§ **Assignment**:
Could you retype the records below exactly as they appear, skipping any pictures?

______

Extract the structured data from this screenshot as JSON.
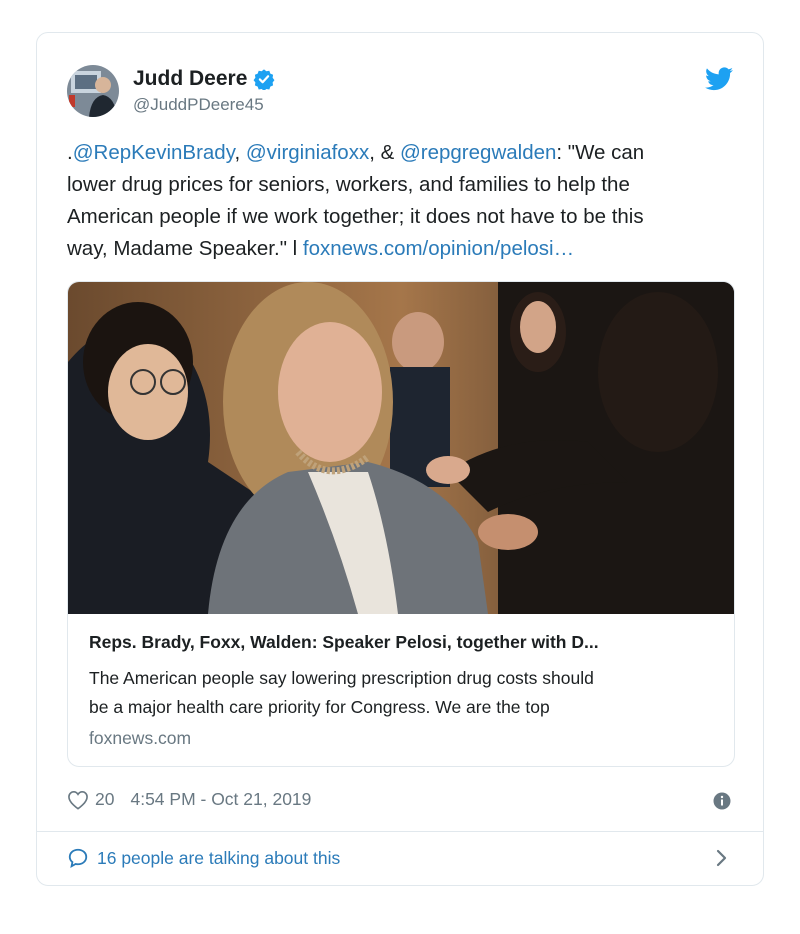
{
  "tweet": {
    "author_name": "Judd Deere",
    "author_handle": "@JuddPDeere45",
    "text_line1_prefix": ".",
    "mention1": "@RepKevinBrady",
    "text_sep1": ", ",
    "mention2": "@virginiafoxx",
    "text_sep2": ", & ",
    "mention3": "@repgregwalden",
    "text_line1_suffix": ": \"We can",
    "text_line2": "lower drug prices for seniors, workers, and families to help the",
    "text_line3": "American people if we work together; it does not have to be this",
    "text_line4_prefix": "way, Madame Speaker.\" l ",
    "link": "foxnews.com/opinion/pelosi…"
  },
  "card": {
    "title": "Reps. Brady, Foxx, Walden: Speaker Pelosi, together with D...",
    "desc_line1": "The American people say lowering prescription drug costs should",
    "desc_line2": "be a major health care priority for Congress. We are the top",
    "domain": "foxnews.com"
  },
  "meta": {
    "likes": "20",
    "timestamp": "4:54 PM - Oct 21, 2019"
  },
  "footer": {
    "talking": "16 people are talking about this"
  },
  "colors": {
    "link": "#2b7bb9",
    "verified": "#1da1f2",
    "muted": "#697882"
  },
  "icons": [
    "avatar",
    "verified-badge-icon",
    "twitter-bird-icon",
    "heart-icon",
    "info-icon",
    "chat-bubble-icon",
    "chevron-right-icon"
  ]
}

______

§ **Expected answer**:
Extract the structured data from this screenshot as JSON.
{
  "tweet": {
    "author_name": "Judd Deere",
    "author_handle": "@JuddPDeere45",
    "text_line1_prefix": ".",
    "mention1": "@RepKevinBrady",
    "text_sep1": ", ",
    "mention2": "@virginiafoxx",
    "text_sep2": ", & ",
    "mention3": "@repgregwalden",
    "text_line1_suffix": ": \"We can",
    "text_line2": "lower drug prices for seniors, workers, and families to help the",
    "text_line3": "American people if we work together; it does not have to be this",
    "text_line4_prefix": "way, Madame Speaker.\" l ",
    "link": "foxnews.com/opinion/pelosi…"
  },
  "card": {
    "title": "Reps. Brady, Foxx, Walden: Speaker Pelosi, together with D...",
    "desc_line1": "The American people say lowering prescription drug costs should",
    "desc_line2": "be a major health care priority for Congress. We are the top",
    "domain": "foxnews.com"
  },
  "meta": {
    "likes": "20",
    "timestamp": "4:54 PM - Oct 21, 2019"
  },
  "footer": {
    "talking": "16 people are talking about this"
  },
  "colors": {
    "link": "#2b7bb9",
    "verified": "#1da1f2",
    "muted": "#697882"
  },
  "icons": [
    "avatar",
    "verified-badge-icon",
    "twitter-bird-icon",
    "heart-icon",
    "info-icon",
    "chat-bubble-icon",
    "chevron-right-icon"
  ]
}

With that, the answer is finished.